Too often app makers pour blood, sweat and tears into making a new product without having a clear idea of how to communicate its features and benefits. That's where marketing comes into play.
It breaks my heart when I talk to a developer with a really cool new app who doesn't have the slightest idea how to communicate what it does effectively. And I'm press. If they're failing with me, they're failing desperately at attracting new customers.
It doesn't just happen once in a while. It happens all the time. Several times a day, typically.
"Build a better mousetrap and the world will beat a path to your door."
We've all heard the quote, which is attributed to 19th century American essayist Ralph Waldo Emerson. Turns out it's a misquote of something Emerson once said, but it fits a cognitive bias for entrepreuners that has made the misquote enormously popular.
The implication, of course, is that if you innovate — if your product is truly better than the competition — you'll succeed.
In fact, nothing could be further from the truth.
Actually making a better product is only the first step. You have to convince your customers that your product is better, and give them reasons to buy it.
Dino de Céspedes is co-founder of a New York-based marketing agency, and he's recently gathered some thoughts in a short essay entitled Why Marketing Is Not A Dirty Word.
Obviously as a marketing guy de Céspedes has a horse in the race here, but that doesn't make his advice wrong. I'd strongly recommend that any app developer, even ones who think they know better, take a few minutes and read it.
In mobile, there are maybe a couple hundred apps that have succeeded in a big way (Instagram, Snapchat, Venmo, WhatsApp, etc.), yet there are literally tens of thousands of really great undiscovered products out there. Why haven't those great products found success?
...If we took more steps, and put more thought into communicating with potential customers - instead of scoffing at the idea of doing so, the business landscape would absolutely be different for many talented entrepreneurs.

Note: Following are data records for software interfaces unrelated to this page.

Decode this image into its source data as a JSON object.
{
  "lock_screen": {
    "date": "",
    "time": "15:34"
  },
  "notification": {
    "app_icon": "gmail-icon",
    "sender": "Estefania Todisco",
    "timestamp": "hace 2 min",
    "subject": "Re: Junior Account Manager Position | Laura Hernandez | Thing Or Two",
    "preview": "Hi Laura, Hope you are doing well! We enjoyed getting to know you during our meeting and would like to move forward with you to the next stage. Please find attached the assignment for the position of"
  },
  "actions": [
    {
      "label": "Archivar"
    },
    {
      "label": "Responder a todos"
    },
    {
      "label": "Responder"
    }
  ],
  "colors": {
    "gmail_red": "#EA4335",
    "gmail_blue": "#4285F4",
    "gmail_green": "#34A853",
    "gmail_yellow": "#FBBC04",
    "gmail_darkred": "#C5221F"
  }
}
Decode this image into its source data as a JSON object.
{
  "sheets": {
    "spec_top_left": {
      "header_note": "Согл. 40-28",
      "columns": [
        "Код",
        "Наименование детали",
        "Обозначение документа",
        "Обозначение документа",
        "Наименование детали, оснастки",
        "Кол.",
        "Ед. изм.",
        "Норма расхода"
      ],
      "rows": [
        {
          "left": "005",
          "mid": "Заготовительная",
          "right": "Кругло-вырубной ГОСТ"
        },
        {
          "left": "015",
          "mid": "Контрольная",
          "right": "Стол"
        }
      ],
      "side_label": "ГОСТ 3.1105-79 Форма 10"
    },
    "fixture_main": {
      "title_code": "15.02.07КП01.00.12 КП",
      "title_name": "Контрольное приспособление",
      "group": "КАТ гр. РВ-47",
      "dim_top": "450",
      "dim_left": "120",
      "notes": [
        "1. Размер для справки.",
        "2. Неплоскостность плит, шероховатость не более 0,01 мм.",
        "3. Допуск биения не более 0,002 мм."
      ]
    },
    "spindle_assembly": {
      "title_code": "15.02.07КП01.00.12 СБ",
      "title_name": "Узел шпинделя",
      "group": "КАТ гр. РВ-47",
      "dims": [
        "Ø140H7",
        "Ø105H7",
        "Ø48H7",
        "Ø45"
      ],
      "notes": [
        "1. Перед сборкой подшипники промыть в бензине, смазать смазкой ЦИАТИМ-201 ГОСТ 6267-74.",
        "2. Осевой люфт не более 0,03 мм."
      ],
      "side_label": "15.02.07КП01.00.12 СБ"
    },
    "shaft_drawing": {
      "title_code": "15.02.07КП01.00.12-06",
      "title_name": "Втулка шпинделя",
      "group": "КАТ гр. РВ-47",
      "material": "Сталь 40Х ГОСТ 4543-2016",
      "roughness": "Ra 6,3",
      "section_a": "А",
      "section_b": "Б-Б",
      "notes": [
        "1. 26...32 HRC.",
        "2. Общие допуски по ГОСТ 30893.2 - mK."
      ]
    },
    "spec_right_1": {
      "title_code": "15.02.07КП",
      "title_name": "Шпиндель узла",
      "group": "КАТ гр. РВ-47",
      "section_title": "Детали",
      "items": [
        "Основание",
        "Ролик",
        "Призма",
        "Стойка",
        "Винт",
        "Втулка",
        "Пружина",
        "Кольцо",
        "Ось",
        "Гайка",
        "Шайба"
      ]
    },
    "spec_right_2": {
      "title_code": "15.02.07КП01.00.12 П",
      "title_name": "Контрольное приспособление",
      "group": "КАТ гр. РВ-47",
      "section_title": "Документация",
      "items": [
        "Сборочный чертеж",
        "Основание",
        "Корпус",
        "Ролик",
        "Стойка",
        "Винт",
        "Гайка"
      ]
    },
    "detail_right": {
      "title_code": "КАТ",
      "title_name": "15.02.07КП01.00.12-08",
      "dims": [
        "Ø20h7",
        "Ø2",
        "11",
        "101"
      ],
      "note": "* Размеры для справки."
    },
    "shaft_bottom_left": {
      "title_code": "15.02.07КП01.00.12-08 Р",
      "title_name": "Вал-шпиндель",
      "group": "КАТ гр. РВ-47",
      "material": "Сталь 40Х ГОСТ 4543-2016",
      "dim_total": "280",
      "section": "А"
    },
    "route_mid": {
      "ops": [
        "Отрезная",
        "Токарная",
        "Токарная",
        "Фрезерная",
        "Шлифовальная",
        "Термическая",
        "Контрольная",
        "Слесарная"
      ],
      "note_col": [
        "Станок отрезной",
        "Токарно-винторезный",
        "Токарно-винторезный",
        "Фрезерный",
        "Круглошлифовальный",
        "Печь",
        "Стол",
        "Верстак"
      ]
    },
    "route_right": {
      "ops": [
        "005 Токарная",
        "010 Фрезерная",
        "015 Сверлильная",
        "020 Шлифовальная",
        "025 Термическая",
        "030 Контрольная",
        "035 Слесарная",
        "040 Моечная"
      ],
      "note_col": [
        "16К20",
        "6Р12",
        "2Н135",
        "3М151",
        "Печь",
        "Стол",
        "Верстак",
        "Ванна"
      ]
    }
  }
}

He's absolutely right. Stop thinking about marketing as something distasteful, and get smart about it. You've put a work into making an app. Now put some work into making people actually use it.